Cannabis could likewise prove a lure for theft in scenarios where private residences are open to the public. Regulations coming into force and the existing Access to Cannabis for Medical Purposes Regulations require that plants and products be kept securely in private residences and safeguarded so that minors cannot obtain easy access to them. However, in practice, prospective vendors can be reckless about what’s on display in their homes.
“A licensed registrant must be present at all showings and open houses, but, even so, common sense should always prevail,” maintains David Roman, a sales representative with Keller Williams Advantage Realty. “I have seen all manner of things that should have been hidden, left out in view: tablets; laptops; thumb drives; items of an intensely personal nature; highly valuable jewellery; cash; drugs — both legally prescribed and illegal — and related paraphernalia. In fact, there are no established rules around this, but good agents would advise their sellers to keep all desirable items and valuables out of sight, or better, locked away.”
While cannabis plants are less likely to be pocketed, Roman doesn’t foresee them among home stagers’ preferred foliage and flowers any time soon.
“Given that there may still be a stigma around cannabis use and growing, I would currently advise my clients to move pot plants out during the listing time so as not to alienate potential buyers,” he says. “Another consideration, as I understand it, is that plants can emit a pungent odour, and an unpleasant smell in a property can turn buyers away.”

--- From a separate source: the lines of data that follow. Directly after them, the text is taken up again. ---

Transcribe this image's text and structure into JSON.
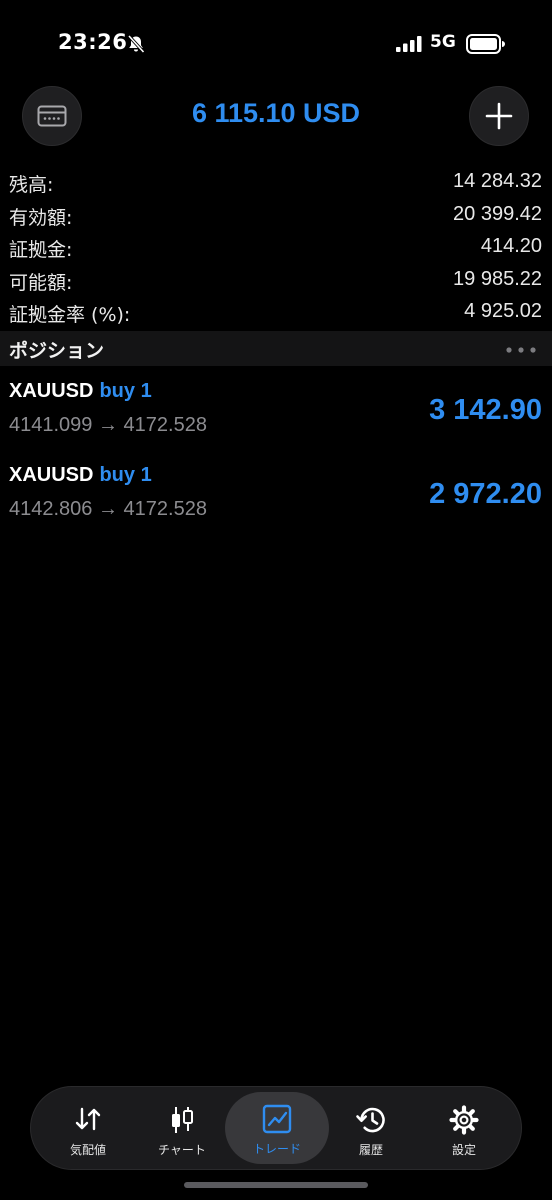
{
  "status": {
    "time": "23:26",
    "network": "5G"
  },
  "header": {
    "balance": "6 115.10 USD"
  },
  "account": {
    "rows": [
      {
        "label": "残高:",
        "value": "14 284.32"
      },
      {
        "label": "有効額:",
        "value": "20 399.42"
      },
      {
        "label": "証拠金:",
        "value": "414.20"
      },
      {
        "label": "可能額:",
        "value": "19 985.22"
      },
      {
        "label": "証拠金率 (%):",
        "value": "4 925.02"
      }
    ]
  },
  "positions": {
    "title": "ポジション",
    "items": [
      {
        "symbol": "XAUUSD",
        "side": "buy 1",
        "prices": "4141.099 → 4172.528",
        "profit": "3 142.90"
      },
      {
        "symbol": "XAUUSD",
        "side": "buy 1",
        "prices": "4142.806 → 4172.528",
        "profit": "2 972.20"
      }
    ]
  },
  "tabs": [
    {
      "label": "気配値",
      "icon": "arrows-updown-icon"
    },
    {
      "label": "チャート",
      "icon": "candlestick-icon"
    },
    {
      "label": "トレード",
      "icon": "trade-chart-icon",
      "active": true
    },
    {
      "label": "履歴",
      "icon": "history-icon"
    },
    {
      "label": "設定",
      "icon": "gear-icon"
    }
  ],
  "colors": {
    "accent": "#2f8df0",
    "background": "#000000",
    "muted": "#8c8c90"
  }
}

Barbara Carss is editor-in-chief of Canadian Property Management.